Start of Block

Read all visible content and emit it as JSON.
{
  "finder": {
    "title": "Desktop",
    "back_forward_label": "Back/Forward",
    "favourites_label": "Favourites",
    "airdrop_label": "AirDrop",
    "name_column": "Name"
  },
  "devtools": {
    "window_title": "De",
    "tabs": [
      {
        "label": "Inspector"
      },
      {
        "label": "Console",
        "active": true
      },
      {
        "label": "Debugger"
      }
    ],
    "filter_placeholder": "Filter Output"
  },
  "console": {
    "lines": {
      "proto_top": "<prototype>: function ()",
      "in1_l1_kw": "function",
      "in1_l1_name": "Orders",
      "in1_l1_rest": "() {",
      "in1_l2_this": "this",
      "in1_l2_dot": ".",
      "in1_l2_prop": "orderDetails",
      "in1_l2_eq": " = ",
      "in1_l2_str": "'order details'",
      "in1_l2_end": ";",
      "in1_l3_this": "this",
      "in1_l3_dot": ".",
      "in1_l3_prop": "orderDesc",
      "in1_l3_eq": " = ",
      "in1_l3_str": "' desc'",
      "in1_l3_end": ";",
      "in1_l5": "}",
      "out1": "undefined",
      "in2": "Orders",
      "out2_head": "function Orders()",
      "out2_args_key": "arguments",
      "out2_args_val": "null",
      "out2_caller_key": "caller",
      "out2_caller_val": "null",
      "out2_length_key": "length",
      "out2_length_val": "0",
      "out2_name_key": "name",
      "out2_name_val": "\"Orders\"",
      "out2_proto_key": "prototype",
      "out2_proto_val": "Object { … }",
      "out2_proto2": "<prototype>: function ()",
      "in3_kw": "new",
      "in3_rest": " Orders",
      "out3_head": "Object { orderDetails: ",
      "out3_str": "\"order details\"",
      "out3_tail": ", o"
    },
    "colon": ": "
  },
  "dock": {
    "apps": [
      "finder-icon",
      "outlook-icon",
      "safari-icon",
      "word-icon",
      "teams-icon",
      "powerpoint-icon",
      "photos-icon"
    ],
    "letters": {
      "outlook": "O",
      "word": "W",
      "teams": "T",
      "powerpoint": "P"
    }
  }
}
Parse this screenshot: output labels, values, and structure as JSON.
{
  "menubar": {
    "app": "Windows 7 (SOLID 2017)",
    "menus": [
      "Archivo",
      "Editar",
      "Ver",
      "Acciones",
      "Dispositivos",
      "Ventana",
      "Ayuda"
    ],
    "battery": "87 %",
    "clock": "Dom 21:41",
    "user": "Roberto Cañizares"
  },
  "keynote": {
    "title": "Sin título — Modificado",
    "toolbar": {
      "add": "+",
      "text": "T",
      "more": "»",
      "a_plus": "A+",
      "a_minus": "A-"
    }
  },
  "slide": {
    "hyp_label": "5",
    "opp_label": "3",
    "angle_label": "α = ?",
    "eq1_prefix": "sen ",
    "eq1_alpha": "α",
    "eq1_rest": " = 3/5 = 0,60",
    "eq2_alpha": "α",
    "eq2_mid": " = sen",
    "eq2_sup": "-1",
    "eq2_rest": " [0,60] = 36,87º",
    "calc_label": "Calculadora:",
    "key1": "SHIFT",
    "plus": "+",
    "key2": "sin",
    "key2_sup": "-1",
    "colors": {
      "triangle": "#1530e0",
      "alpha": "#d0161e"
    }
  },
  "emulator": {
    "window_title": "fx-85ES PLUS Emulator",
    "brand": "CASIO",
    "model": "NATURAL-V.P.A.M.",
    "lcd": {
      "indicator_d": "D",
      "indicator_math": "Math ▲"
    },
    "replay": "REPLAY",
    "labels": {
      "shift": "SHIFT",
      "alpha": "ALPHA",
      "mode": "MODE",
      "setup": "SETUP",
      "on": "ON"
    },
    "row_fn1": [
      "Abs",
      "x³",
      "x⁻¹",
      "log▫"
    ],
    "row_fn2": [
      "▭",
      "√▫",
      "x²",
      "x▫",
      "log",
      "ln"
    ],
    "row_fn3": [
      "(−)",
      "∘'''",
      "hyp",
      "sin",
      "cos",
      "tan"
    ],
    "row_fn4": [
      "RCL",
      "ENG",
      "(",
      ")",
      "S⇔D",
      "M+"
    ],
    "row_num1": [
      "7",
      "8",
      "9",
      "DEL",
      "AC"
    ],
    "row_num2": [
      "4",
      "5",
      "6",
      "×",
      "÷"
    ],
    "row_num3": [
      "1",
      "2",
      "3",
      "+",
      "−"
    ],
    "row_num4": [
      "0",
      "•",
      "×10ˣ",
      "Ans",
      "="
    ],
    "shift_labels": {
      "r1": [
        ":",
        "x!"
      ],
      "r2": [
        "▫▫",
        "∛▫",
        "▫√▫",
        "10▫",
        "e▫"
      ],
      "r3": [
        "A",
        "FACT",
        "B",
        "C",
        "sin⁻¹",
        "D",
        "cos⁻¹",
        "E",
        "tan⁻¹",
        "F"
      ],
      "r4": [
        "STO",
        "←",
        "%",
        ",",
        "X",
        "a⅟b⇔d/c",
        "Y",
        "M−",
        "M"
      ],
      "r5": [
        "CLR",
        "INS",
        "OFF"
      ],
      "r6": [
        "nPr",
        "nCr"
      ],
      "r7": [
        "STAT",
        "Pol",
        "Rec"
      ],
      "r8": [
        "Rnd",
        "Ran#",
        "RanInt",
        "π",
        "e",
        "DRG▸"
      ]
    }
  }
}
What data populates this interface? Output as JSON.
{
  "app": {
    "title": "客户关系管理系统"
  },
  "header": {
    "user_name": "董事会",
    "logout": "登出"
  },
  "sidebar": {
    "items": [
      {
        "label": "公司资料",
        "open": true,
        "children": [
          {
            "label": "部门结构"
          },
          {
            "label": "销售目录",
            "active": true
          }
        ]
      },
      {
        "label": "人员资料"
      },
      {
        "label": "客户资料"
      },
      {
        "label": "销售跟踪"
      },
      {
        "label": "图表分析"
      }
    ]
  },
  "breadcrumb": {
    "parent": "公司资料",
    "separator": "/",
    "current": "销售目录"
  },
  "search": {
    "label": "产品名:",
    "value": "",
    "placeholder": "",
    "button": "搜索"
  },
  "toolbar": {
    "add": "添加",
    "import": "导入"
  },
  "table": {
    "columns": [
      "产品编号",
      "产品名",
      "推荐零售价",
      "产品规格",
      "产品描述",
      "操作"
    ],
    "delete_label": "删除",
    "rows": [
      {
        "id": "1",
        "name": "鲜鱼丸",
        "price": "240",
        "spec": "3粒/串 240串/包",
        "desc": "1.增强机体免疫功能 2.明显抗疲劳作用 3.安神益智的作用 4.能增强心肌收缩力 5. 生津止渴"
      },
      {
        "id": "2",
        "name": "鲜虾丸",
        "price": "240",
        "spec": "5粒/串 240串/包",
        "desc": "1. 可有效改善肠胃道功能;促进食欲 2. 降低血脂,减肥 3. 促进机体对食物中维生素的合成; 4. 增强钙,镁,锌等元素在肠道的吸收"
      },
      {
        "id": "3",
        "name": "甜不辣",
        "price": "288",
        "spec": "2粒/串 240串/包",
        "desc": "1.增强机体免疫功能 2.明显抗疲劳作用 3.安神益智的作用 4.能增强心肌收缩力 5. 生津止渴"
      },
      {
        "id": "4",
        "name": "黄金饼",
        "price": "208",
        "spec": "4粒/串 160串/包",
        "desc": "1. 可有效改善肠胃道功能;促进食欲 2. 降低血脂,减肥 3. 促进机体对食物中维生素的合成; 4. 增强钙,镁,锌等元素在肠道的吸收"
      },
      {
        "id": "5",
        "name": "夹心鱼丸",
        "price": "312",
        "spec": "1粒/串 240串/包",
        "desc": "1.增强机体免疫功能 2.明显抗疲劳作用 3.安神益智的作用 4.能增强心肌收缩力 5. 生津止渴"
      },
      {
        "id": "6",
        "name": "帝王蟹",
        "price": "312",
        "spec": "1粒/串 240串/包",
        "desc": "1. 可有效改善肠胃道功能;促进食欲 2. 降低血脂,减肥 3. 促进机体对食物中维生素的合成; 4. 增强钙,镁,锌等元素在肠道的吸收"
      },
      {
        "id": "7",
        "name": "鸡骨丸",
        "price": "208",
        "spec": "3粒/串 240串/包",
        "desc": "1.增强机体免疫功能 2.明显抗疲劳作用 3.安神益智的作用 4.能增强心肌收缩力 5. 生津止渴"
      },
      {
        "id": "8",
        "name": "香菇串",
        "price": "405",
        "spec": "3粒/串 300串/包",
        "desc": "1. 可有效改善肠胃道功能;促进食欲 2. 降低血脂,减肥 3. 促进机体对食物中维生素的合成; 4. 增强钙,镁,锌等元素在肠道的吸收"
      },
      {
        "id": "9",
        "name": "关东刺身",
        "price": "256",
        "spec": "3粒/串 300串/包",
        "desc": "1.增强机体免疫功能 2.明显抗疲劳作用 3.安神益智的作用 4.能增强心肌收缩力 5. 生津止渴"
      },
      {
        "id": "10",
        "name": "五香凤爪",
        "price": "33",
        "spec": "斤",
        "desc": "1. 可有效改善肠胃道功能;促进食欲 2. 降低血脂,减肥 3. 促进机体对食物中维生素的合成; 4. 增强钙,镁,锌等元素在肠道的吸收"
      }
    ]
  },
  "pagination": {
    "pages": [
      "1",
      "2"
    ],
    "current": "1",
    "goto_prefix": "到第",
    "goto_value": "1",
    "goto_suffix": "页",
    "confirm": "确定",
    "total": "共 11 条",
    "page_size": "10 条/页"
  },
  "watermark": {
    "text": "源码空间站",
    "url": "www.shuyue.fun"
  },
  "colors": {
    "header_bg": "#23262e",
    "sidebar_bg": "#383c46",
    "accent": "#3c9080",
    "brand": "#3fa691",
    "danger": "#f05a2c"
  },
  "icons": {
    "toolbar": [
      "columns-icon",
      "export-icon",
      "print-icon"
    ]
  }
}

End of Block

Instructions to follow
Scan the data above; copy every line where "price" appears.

Solution below
        "price": "240",
        "price": "240",
        "price": "288",
        "price": "208",
        "price": "312",
        "price": "312",
        "price": "208",
        "price": "405",
        "price": "256",
        "price": "33",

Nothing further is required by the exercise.